Water treatment processes are required to be in statistical control and capable of meeting drinking water specifications. Control charts are used to monitor the stability of quality parameters by distinguishing the in-control and out-of-control states. The basic assumption in standard applications of control charts is that observed data from the process are independent and identically distributed. However, the independence assumption is often violated in chemical processes such as water treatment. Autocorrelation, a measure of dependency, is a correlation between members of a series arranged in time. The residuals obtained from an autoregressive integrated moving averages (ARIMA) time series model plotted on a standard control chart is used to overcome the misleading of standard control charts in the case of autocorrelation. In this study, a special cause control (SCC) chart, also called a chart of residuals from the fitted ARIMA model, has been used for turbidity and pH data from a drinking water treatment plant in Samsun, Turkey. ARIMA (3,1,0) for turbidity and ARIMA (1,1,1) for pH were determined as the best time series models to remove autocorrelation. The results showed that the SCC chart is more appropriate for autocorrelated data to evaluate the stability of the water treatment process, since it provides a higher probability of coverage than an individual control chart.
- drinking water
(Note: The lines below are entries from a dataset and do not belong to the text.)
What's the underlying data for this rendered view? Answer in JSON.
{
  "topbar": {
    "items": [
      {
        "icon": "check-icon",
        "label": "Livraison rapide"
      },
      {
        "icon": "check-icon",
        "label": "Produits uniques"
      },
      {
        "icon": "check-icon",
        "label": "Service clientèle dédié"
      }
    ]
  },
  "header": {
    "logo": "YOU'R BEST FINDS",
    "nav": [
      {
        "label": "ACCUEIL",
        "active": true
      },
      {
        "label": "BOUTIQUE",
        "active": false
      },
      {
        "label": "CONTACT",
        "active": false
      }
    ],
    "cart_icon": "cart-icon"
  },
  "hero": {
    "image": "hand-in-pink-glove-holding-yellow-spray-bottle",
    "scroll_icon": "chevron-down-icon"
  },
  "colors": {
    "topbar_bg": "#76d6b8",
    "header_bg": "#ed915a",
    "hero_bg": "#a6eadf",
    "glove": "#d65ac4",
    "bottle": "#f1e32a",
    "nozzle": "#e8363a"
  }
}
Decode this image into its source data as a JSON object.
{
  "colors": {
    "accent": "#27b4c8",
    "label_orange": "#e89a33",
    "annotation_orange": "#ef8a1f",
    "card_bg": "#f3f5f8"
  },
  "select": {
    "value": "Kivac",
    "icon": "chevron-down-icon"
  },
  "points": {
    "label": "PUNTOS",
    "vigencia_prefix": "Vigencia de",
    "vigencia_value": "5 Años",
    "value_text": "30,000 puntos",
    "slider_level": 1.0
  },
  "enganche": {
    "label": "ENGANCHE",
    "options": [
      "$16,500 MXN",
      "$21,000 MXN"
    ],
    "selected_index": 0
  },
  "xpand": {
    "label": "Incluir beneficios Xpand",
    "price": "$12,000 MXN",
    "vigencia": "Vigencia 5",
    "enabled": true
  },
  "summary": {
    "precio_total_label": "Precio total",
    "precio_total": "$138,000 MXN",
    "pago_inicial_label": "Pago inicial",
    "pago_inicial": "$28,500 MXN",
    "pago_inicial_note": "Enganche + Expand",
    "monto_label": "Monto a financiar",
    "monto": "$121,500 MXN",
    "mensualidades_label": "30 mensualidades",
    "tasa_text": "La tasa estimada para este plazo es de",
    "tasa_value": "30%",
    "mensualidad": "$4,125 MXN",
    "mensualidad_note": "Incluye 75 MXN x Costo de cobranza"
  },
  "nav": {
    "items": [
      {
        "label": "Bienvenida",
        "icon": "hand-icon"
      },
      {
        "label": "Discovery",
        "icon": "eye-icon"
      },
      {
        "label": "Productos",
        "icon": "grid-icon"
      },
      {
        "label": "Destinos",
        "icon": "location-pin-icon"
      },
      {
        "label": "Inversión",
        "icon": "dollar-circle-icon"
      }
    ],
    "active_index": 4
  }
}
- special cause control chart
- First received 26 January 2016.
- Accepted in revised form 17 August 2016.
- © IWA Publishing 2016